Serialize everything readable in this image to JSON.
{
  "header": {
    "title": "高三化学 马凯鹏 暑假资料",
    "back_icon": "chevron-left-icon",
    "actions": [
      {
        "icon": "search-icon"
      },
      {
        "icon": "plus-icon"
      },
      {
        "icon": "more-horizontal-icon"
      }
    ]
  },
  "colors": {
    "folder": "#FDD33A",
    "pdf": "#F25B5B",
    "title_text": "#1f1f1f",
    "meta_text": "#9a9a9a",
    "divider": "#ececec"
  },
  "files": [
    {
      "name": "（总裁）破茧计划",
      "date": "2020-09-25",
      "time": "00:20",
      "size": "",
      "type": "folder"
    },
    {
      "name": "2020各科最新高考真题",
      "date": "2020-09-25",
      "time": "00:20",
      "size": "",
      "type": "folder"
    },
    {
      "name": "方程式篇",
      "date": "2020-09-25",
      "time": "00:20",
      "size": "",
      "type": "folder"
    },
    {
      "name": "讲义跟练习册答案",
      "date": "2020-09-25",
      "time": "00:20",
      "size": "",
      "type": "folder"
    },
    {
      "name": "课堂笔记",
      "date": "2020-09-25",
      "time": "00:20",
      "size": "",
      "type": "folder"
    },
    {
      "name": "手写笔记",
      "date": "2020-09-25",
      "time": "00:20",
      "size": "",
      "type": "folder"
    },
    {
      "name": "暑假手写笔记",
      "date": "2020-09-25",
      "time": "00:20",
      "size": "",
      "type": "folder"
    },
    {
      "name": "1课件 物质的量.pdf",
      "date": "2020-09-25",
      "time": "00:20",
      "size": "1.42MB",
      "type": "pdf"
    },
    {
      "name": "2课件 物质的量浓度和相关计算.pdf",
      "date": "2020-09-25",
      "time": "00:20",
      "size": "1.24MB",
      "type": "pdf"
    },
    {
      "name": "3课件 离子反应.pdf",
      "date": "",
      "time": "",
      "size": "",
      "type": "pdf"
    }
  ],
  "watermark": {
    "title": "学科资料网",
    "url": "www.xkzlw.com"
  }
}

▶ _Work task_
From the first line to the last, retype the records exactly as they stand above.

▶ _Solution_
Serialize everything readable in this image to JSON.
{
  "header": {
    "title": "高三化学 马凯鹏 暑假资料",
    "back_icon": "chevron-left-icon",
    "actions": [
      {
        "icon": "search-icon"
      },
      {
        "icon": "plus-icon"
      },
      {
        "icon": "more-horizontal-icon"
      }
    ]
  },
  "colors": {
    "folder": "#FDD33A",
    "pdf": "#F25B5B",
    "title_text": "#1f1f1f",
    "meta_text": "#9a9a9a",
    "divider": "#ececec"
  },
  "files": [
    {
      "name": "（总裁）破茧计划",
      "date": "2020-09-25",
      "time": "00:20",
      "size": "",
      "type": "folder"
    },
    {
      "name": "2020各科最新高考真题",
      "date": "2020-09-25",
      "time": "00:20",
      "size": "",
      "type": "folder"
    },
    {
      "name": "方程式篇",
      "date": "2020-09-25",
      "time": "00:20",
      "size": "",
      "type": "folder"
    },
    {
      "name": "讲义跟练习册答案",
      "date": "2020-09-25",
      "time": "00:20",
      "size": "",
      "type": "folder"
    },
    {
      "name": "课堂笔记",
      "date": "2020-09-25",
      "time": "00:20",
      "size": "",
      "type": "folder"
    },
    {
      "name": "手写笔记",
      "date": "2020-09-25",
      "time": "00:20",
      "size": "",
      "type": "folder"
    },
    {
      "name": "暑假手写笔记",
      "date": "2020-09-25",
      "time": "00:20",
      "size": "",
      "type": "folder"
    },
    {
      "name": "1课件 物质的量.pdf",
      "date": "2020-09-25",
      "time": "00:20",
      "size": "1.42MB",
      "type": "pdf"
    },
    {
      "name": "2课件 物质的量浓度和相关计算.pdf",
      "date": "2020-09-25",
      "time": "00:20",
      "size": "1.24MB",
      "type": "pdf"
    },
    {
      "name": "3课件 离子反应.pdf",
      "date": "",
      "time": "",
      "size": "",
      "type": "pdf"
    }
  ],
  "watermark": {
    "title": "学科资料网",
    "url": "www.xkzlw.com"
  }
}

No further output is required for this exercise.